Given records:

——

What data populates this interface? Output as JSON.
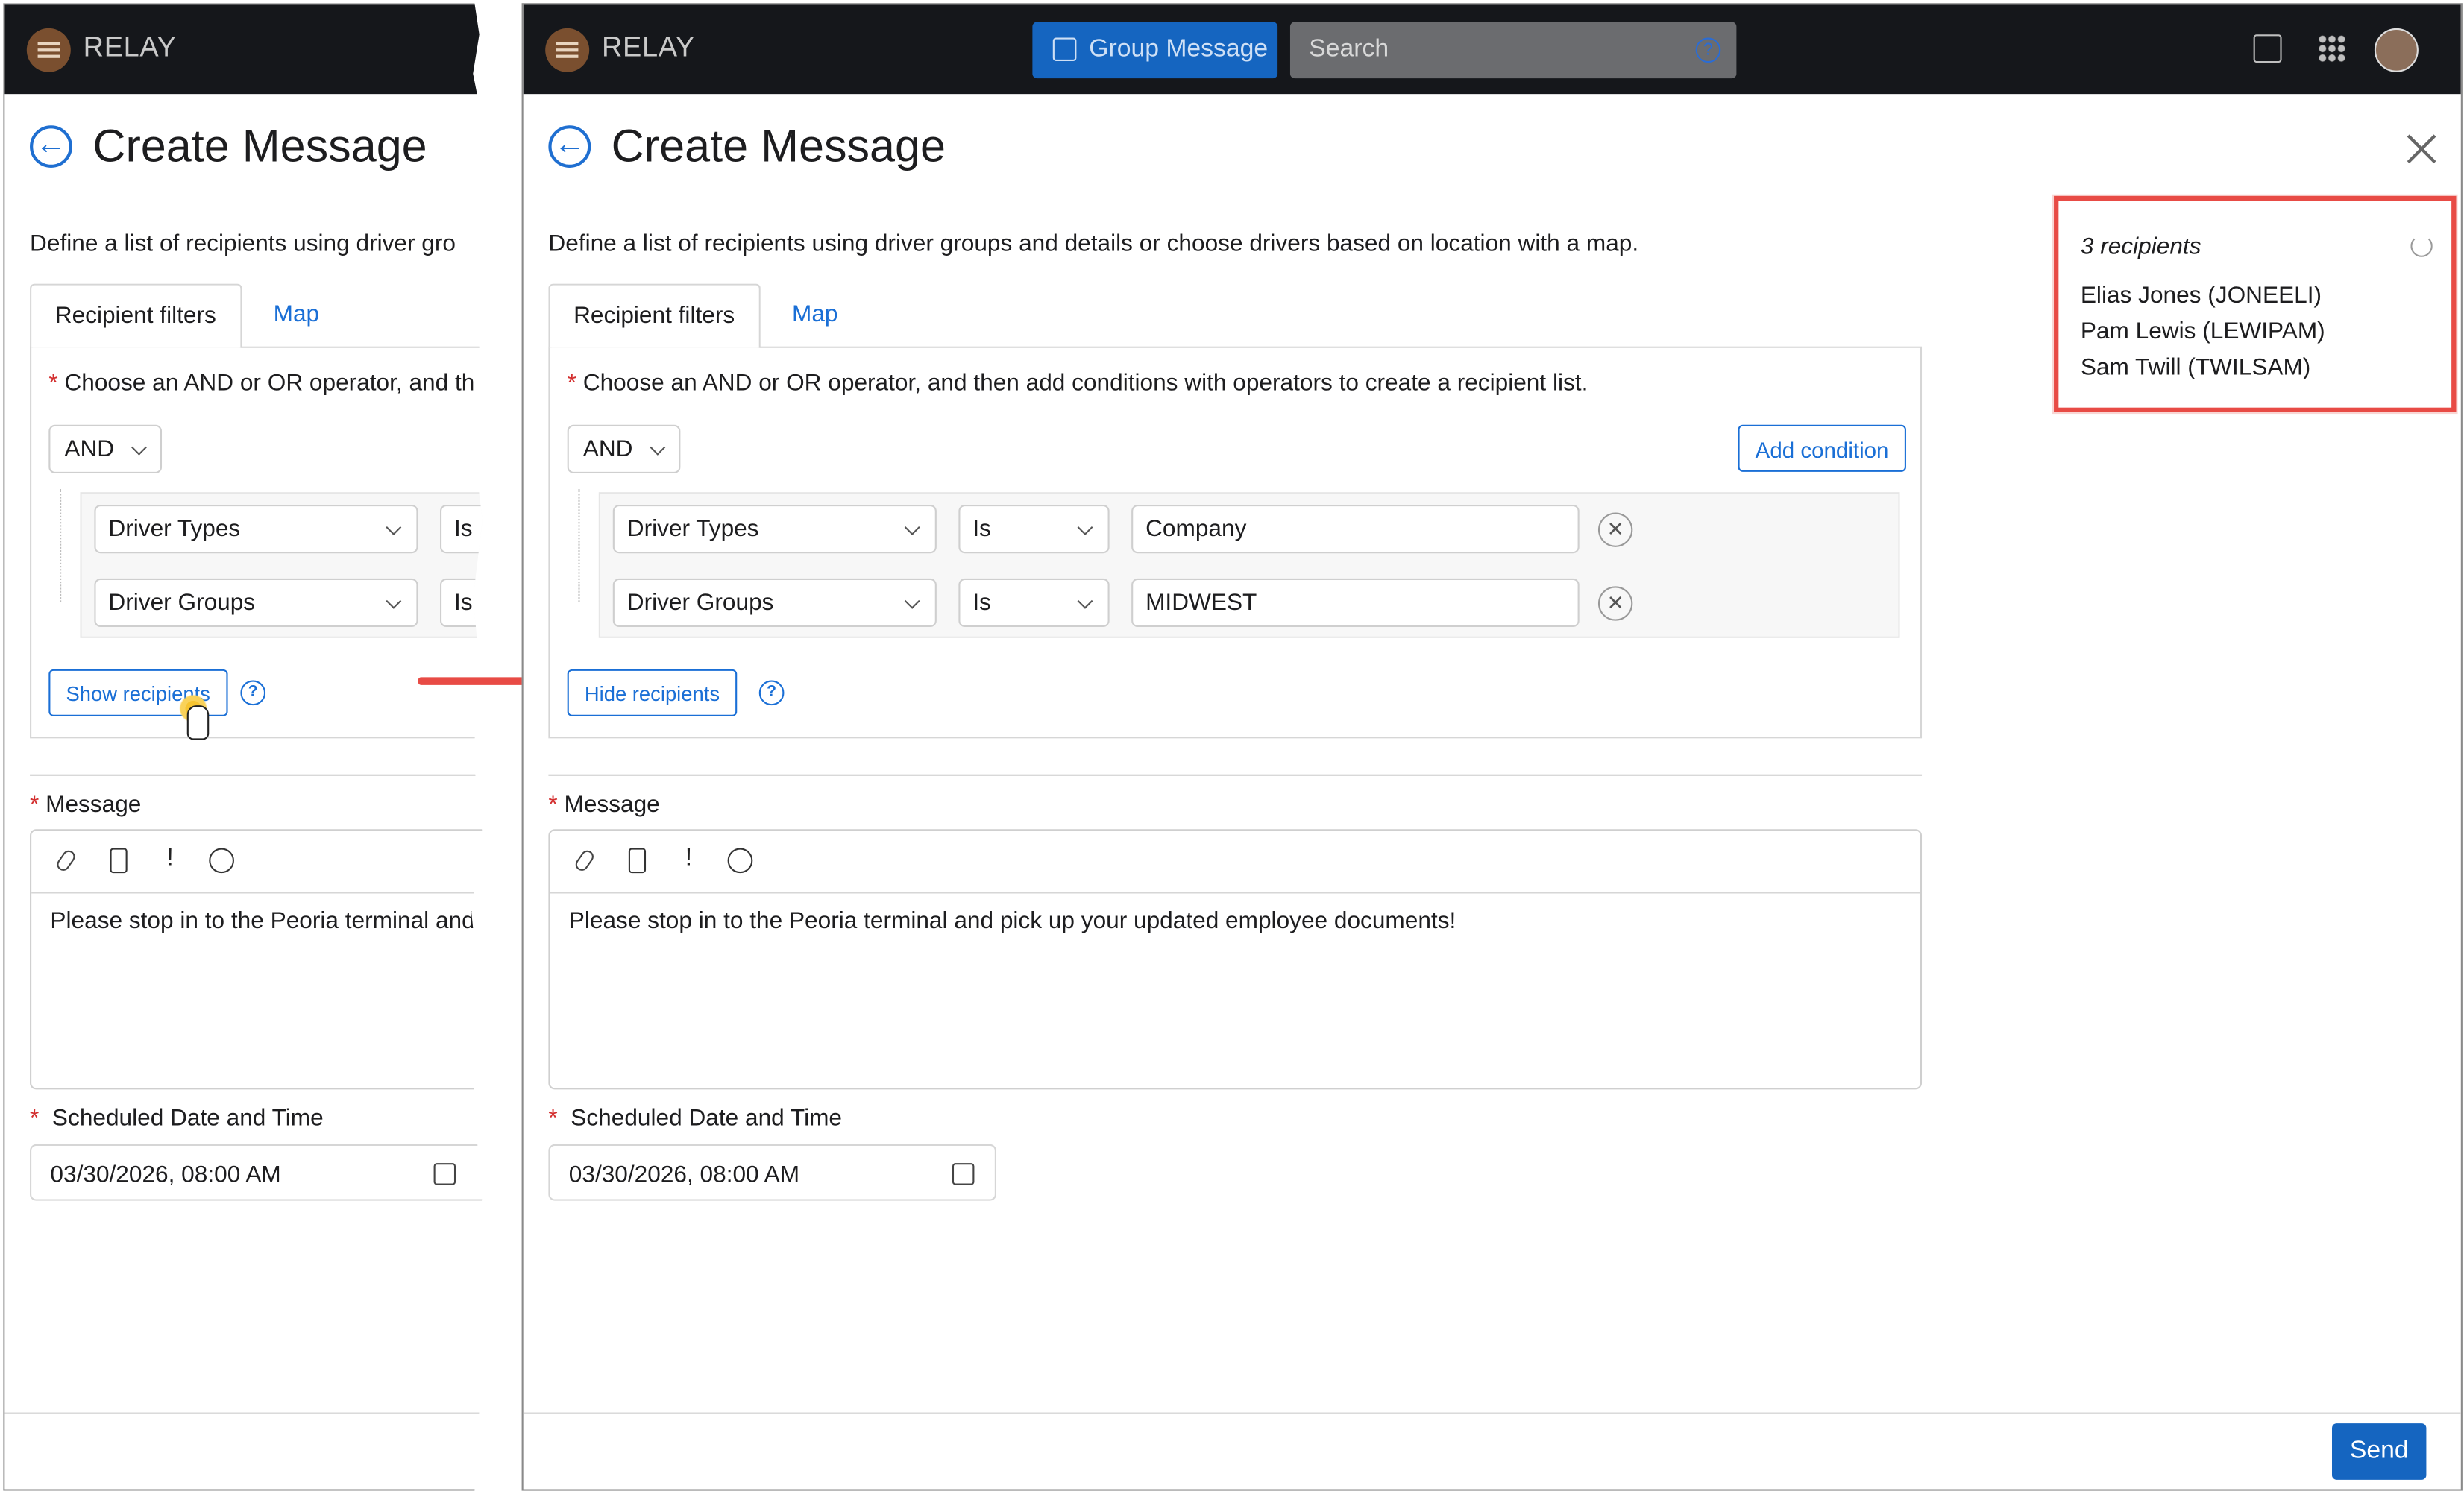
{
  "app": {
    "brand": "RELAY",
    "group_message_label": "Group Message",
    "search_placeholder": "Search"
  },
  "page": {
    "title": "Create Message",
    "description_full": "Define a list of recipients using driver groups and details or choose drivers based on location with a map.",
    "description_cropped": "Define a list of recipients using driver gro"
  },
  "tabs": {
    "recipient_filters": "Recipient filters",
    "map": "Map"
  },
  "filters": {
    "required_mark": "*",
    "instruction_full": "Choose an AND or OR operator, and then add conditions with operators to create a recipient list.",
    "instruction_cropped": "Choose an AND or OR operator, and th",
    "operator": "AND",
    "add_condition_label": "Add condition",
    "conditions": [
      {
        "field": "Driver Types",
        "op": "Is",
        "value": "Company"
      },
      {
        "field": "Driver Groups",
        "op": "Is",
        "value": "MIDWEST"
      }
    ],
    "show_recipients_label": "Show recipients",
    "hide_recipients_label": "Hide recipients",
    "help_glyph": "?"
  },
  "message": {
    "label": "Message",
    "bang_glyph": "!",
    "text_full": "Please stop in to the Peoria terminal and pick up your updated employee documents!",
    "text_cropped": "Please stop in to the Peoria terminal and"
  },
  "schedule": {
    "label": "Scheduled Date and Time",
    "value": "03/30/2026, 08:00  AM"
  },
  "recipients_panel": {
    "count_label": "3 recipients",
    "items": [
      "Elias Jones (JONEELI)",
      "Pam Lewis (LEWIPAM)",
      "Sam Twill (TWILSAM)"
    ]
  },
  "footer": {
    "send_label": "Send"
  },
  "colors": {
    "accent": "#1565c0",
    "link": "#1a6fd6",
    "topbar": "#15171b",
    "highlight": "#e84b45"
  }
}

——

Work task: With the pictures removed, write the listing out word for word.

Answer section:
What data populates this interface? Output as JSON.
{
  "app": {
    "brand": "RELAY",
    "group_message_label": "Group Message",
    "search_placeholder": "Search"
  },
  "page": {
    "title": "Create Message",
    "description_full": "Define a list of recipients using driver groups and details or choose drivers based on location with a map.",
    "description_cropped": "Define a list of recipients using driver gro"
  },
  "tabs": {
    "recipient_filters": "Recipient filters",
    "map": "Map"
  },
  "filters": {
    "required_mark": "*",
    "instruction_full": "Choose an AND or OR operator, and then add conditions with operators to create a recipient list.",
    "instruction_cropped": "Choose an AND or OR operator, and th",
    "operator": "AND",
    "add_condition_label": "Add condition",
    "conditions": [
      {
        "field": "Driver Types",
        "op": "Is",
        "value": "Company"
      },
      {
        "field": "Driver Groups",
        "op": "Is",
        "value": "MIDWEST"
      }
    ],
    "show_recipients_label": "Show recipients",
    "hide_recipients_label": "Hide recipients",
    "help_glyph": "?"
  },
  "message": {
    "label": "Message",
    "bang_glyph": "!",
    "text_full": "Please stop in to the Peoria terminal and pick up your updated employee documents!",
    "text_cropped": "Please stop in to the Peoria terminal and"
  },
  "schedule": {
    "label": "Scheduled Date and Time",
    "value": "03/30/2026, 08:00  AM"
  },
  "recipients_panel": {
    "count_label": "3 recipients",
    "items": [
      "Elias Jones (JONEELI)",
      "Pam Lewis (LEWIPAM)",
      "Sam Twill (TWILSAM)"
    ]
  },
  "footer": {
    "send_label": "Send"
  },
  "colors": {
    "accent": "#1565c0",
    "link": "#1a6fd6",
    "topbar": "#15171b",
    "highlight": "#e84b45"
  }
}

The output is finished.